Bank of Nova Scotia is changing the way it will pay for its $2.3-billion stake in mutual fund firm CI Financial Income Fund in order to boost its capital levels.
Scotiabank announced back in early October that it would pay $2.3-billion in cash to insurer Sun Life Financial Inc. to pick up its 37-per-cent stake in CI Financial. Yesterday, Scotiabank announced that it plans to close that deal next week, but it will only hand over $1.55-billion in cash. The remainder of the purchase price will be paid for with $500-million worth of common shares and $250-million in preferred shares.
By preserving cash, the bank will bolster its capital levels, keeping more of a financial cushion that buffers it from unforeseen events.
The move "enables us to keep some capital available for future initiatives," said Scotiabank spokesman Frank Switzer.

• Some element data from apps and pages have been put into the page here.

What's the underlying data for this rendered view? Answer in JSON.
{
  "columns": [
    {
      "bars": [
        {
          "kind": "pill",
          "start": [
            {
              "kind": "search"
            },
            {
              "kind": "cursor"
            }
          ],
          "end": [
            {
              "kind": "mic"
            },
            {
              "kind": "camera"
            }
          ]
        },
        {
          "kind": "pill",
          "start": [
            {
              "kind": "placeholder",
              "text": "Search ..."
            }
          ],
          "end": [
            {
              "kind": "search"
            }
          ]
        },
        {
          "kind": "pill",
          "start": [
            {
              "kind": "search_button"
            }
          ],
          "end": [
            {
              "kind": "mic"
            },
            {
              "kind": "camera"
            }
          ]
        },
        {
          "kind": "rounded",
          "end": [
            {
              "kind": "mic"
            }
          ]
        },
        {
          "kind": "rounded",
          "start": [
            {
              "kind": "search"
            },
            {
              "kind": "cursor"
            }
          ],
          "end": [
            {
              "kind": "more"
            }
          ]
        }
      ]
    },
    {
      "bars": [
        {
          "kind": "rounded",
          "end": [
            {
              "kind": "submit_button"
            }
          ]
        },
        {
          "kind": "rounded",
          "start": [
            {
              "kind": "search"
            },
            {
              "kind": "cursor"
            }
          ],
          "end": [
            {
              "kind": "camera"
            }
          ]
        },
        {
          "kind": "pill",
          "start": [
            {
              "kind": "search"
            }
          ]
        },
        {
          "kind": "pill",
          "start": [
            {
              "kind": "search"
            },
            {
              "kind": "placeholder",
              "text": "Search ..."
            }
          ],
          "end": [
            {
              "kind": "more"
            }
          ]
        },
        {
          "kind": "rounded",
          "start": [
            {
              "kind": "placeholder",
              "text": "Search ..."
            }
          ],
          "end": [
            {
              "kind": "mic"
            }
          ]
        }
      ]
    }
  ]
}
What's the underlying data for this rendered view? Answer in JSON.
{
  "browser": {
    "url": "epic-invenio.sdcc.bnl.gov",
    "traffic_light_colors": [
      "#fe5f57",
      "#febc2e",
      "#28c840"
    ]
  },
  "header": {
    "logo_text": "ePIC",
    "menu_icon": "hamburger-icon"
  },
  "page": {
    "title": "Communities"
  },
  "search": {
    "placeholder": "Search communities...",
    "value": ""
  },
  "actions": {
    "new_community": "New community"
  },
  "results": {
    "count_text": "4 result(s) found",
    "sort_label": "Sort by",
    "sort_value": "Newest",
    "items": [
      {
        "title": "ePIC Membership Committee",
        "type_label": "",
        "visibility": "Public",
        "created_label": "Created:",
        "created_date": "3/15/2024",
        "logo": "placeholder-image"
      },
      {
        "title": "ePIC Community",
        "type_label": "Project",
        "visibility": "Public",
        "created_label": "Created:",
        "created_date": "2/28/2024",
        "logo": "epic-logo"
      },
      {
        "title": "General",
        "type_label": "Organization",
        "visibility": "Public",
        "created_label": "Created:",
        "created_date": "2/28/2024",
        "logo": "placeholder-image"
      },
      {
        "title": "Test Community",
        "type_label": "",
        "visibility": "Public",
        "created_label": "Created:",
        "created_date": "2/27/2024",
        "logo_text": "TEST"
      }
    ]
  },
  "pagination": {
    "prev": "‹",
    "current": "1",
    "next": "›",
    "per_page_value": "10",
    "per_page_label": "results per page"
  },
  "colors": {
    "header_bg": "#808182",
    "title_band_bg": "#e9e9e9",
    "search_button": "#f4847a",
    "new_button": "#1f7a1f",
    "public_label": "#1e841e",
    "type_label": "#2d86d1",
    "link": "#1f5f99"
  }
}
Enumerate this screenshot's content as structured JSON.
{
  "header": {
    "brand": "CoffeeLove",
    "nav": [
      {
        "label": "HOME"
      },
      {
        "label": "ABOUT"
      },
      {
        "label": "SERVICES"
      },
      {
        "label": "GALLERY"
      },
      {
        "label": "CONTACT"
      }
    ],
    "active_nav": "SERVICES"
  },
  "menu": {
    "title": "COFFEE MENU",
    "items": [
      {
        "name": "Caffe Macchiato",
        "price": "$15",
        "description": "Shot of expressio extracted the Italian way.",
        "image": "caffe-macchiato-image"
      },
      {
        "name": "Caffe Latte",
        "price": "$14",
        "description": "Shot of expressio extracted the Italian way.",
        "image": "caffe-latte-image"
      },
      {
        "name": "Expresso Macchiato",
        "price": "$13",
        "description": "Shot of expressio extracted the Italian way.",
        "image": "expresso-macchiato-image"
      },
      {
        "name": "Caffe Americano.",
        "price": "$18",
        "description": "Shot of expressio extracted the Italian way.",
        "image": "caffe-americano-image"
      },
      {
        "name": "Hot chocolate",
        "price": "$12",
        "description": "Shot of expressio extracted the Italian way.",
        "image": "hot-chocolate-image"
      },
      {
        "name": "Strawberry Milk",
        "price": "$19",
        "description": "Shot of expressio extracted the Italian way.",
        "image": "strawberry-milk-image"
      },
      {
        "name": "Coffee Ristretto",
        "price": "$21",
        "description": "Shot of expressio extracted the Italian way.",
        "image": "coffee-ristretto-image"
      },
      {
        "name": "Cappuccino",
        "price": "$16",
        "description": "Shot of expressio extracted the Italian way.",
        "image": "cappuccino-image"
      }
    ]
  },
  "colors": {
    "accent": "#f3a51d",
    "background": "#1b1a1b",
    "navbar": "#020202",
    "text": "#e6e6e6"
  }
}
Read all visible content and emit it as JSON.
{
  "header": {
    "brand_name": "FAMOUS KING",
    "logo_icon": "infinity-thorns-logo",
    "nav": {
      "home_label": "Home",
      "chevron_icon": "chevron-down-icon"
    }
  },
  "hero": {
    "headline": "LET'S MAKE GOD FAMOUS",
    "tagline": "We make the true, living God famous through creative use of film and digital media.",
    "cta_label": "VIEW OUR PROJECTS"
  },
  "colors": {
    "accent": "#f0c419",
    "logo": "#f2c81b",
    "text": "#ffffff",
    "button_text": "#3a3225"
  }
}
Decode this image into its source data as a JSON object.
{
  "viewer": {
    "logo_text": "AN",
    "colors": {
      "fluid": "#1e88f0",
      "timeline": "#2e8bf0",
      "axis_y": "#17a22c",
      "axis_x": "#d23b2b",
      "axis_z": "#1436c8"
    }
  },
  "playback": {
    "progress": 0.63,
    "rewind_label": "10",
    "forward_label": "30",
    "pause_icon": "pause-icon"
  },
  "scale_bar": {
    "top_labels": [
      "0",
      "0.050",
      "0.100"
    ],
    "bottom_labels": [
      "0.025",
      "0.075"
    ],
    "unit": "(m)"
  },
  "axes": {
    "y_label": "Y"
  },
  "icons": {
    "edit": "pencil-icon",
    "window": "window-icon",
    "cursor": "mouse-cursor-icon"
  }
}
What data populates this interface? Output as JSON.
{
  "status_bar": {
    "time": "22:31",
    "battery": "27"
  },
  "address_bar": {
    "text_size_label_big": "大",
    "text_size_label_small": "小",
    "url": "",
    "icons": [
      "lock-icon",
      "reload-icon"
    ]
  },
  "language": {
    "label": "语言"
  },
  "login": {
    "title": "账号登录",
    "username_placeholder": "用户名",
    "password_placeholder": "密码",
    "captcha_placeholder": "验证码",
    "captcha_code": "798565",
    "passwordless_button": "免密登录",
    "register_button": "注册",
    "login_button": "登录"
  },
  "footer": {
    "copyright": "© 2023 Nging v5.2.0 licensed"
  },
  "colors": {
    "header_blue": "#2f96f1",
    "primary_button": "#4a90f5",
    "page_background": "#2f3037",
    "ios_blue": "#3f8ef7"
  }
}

"What the deal does is add $750-million to Scotiabank's regulatory capital, improving the bank's ratios," Dundee Securities analyst John Aiken wrote in a note to clients.
"This will alleviate some of the concerns surrounding the bank's capitalization that arose out of its quarterly earnings released yesterday [Tuesday] and should remove one of the pressures on its valuation."
Scotiabank announced a 67-per-cent drop in fourth-quarter profit Tuesday, after being hit by a $642-million after-tax writedown. On a conference call with analysts that day, vice-chairman Sabi Marwah suggested the bank could issue preferred shares to further boost its capital.
"We have lots of room, so don't assume that we are not going to take action on that front," he said. Canada's banking regulator recently changed the capital rules to allow banks to count a greater proportion of preferred shares.
While Scotiabank might still issue more preferred shares, there is no longer a sense of immediacy when it comes to shoring up its capital, Mr. Aiken said.
National Bank Financial analyst Robert Sedran said Scotiabank's Tier 1 capital ratio, the key measure that regulator's watch, had been expected to dip to 8.8 per cent if the deal for the stake in CI had been all cash. With the changes, it will now be about 9.1 per cent, he said. Regulators require the ratio, which is a measure of a bank's capital against its assets weighted by the risk they pose, to stay above 7 per cent.
Scotiabank said it will issue $500-million in common shares to Sun Life at $34.60 a share, and $250-million in 6.25 per cent rate reset preferred shares.
The $34.60 equity price is almost 7 per cent higher than Tuesday's closing price, Mr. Aiken noted.
Scotiabank is purchasing the stake in CI Financial, which is the country's No. 3 mutual fund company by assets under management, to bolster its Canadian wealth management operations, which are a key priority for the bank.
CI Financial chief executive officer Bill Holland said in an interview yesterday that, now that it's official the deal will close next week, he expects that his company will be sitting down with Scotiabank executives in the coming weeks to talk about business issues.
Bank of Nova Scotia (BNS)
Close: $33.50, up $1.12
© 2007 The Globe and Mail. All rights reserved.
Only GlobeinvestorGOLD combines the strength of powerful investing tools with the insight of The Globe and Mail.
Discover a wealth of investment information and and exclusive features.